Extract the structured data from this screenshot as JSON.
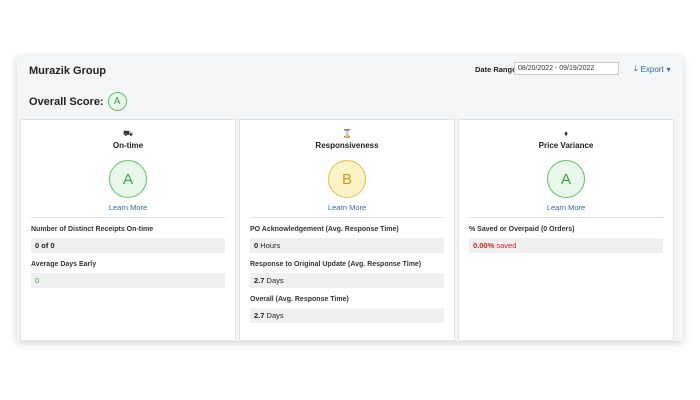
{
  "header": {
    "company": "Murazik Group",
    "date_range_label": "Date Range",
    "date_range_value": "08/20/2022 - 09/19/2022",
    "export_label": "Export",
    "export_icon": "download-icon"
  },
  "overall": {
    "label": "Overall Score:",
    "grade": "A"
  },
  "cards": [
    {
      "icon": "truck-icon",
      "title": "On-time",
      "grade": "A",
      "grade_color": "#3d9d48",
      "learn_more": "Learn More",
      "metrics": [
        {
          "label": "Number of Distinct Receipts On-time",
          "value": "0 of 0"
        },
        {
          "label": "Average Days Early",
          "value": "0"
        }
      ]
    },
    {
      "icon": "hourglass-icon",
      "title": "Responsiveness",
      "grade": "B",
      "grade_color": "#c39d17",
      "learn_more": "Learn More",
      "metrics": [
        {
          "label": "PO Acknowledgement (Avg. Response Time)",
          "value_num": "0",
          "value_unit": "Hours"
        },
        {
          "label": "Response to Original Update (Avg. Response Time)",
          "value_num": "2.7",
          "value_unit": "Days"
        },
        {
          "label": "Overall (Avg. Response Time)",
          "value_num": "2.7",
          "value_unit": "Days"
        }
      ]
    },
    {
      "icon": "tag-icon",
      "title": "Price Variance",
      "grade": "A",
      "grade_color": "#3d9d48",
      "learn_more": "Learn More",
      "metrics": [
        {
          "label": "% Saved or Overpaid (0 Orders)",
          "value_num": "0.00%",
          "value_unit": "saved"
        }
      ]
    }
  ]
}
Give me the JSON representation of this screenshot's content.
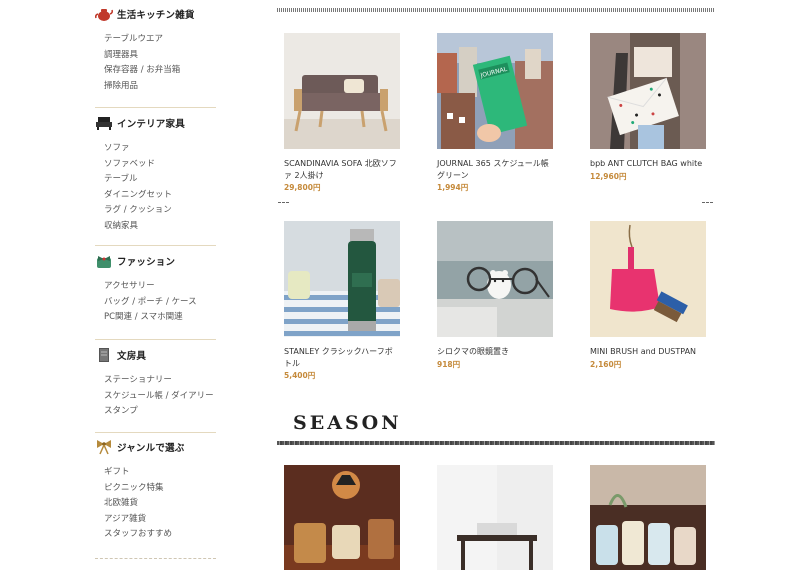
{
  "sidebar": {
    "categories": [
      {
        "title": "生活キッチン雑貨",
        "icon": "teapot-icon",
        "items": [
          "テーブルウエア",
          "調理器具",
          "保存容器 / お弁当箱",
          "掃除用品"
        ]
      },
      {
        "title": "インテリア家具",
        "icon": "armchair-icon",
        "items": [
          "ソファ",
          "ソファベッド",
          "テーブル",
          "ダイニングセット",
          "ラグ / クッション",
          "収納家具"
        ]
      },
      {
        "title": "ファッション",
        "icon": "ribbon-bag-icon",
        "items": [
          "アクセサリー",
          "バッグ / ポーチ / ケース",
          "PC関連 / スマホ関連"
        ]
      },
      {
        "title": "文房具",
        "icon": "notebook-icon",
        "items": [
          "ステーショナリー",
          "スケジュール帳 / ダイアリー",
          "スタンプ"
        ]
      },
      {
        "title": "ジャンルで選ぶ",
        "icon": "bow-icon",
        "items": [
          "ギフト",
          "ピクニック特集",
          "北欧雑貨",
          "アジア雑貨",
          "スタッフおすすめ"
        ]
      }
    ]
  },
  "products": [
    {
      "name": "SCANDINAVIA SOFA 北欧ソファ 2人掛け",
      "price": "29,800円",
      "image": "sofa-image"
    },
    {
      "name": "JOURNAL 365 スケジュール帳グリーン",
      "price": "1,994円",
      "image": "journal-image"
    },
    {
      "name": "bpb ANT CLUTCH BAG white",
      "price": "12,960円",
      "image": "clutch-image"
    },
    {
      "name": "STANLEY クラシックハーフボトル",
      "price": "5,400円",
      "image": "bottle-image"
    },
    {
      "name": "シロクマの眼鏡置き",
      "price": "918円",
      "image": "bear-image"
    },
    {
      "name": "MINI BRUSH and DUSTPAN",
      "price": "2,160円",
      "image": "dustpan-image"
    }
  ],
  "season": {
    "heading": "SEASON",
    "items": [
      {
        "image": "mugs-image"
      },
      {
        "image": "shelf-image"
      },
      {
        "image": "jars-image"
      }
    ]
  }
}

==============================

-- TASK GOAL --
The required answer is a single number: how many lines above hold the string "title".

-- OUTPUT OF THE TASK --
8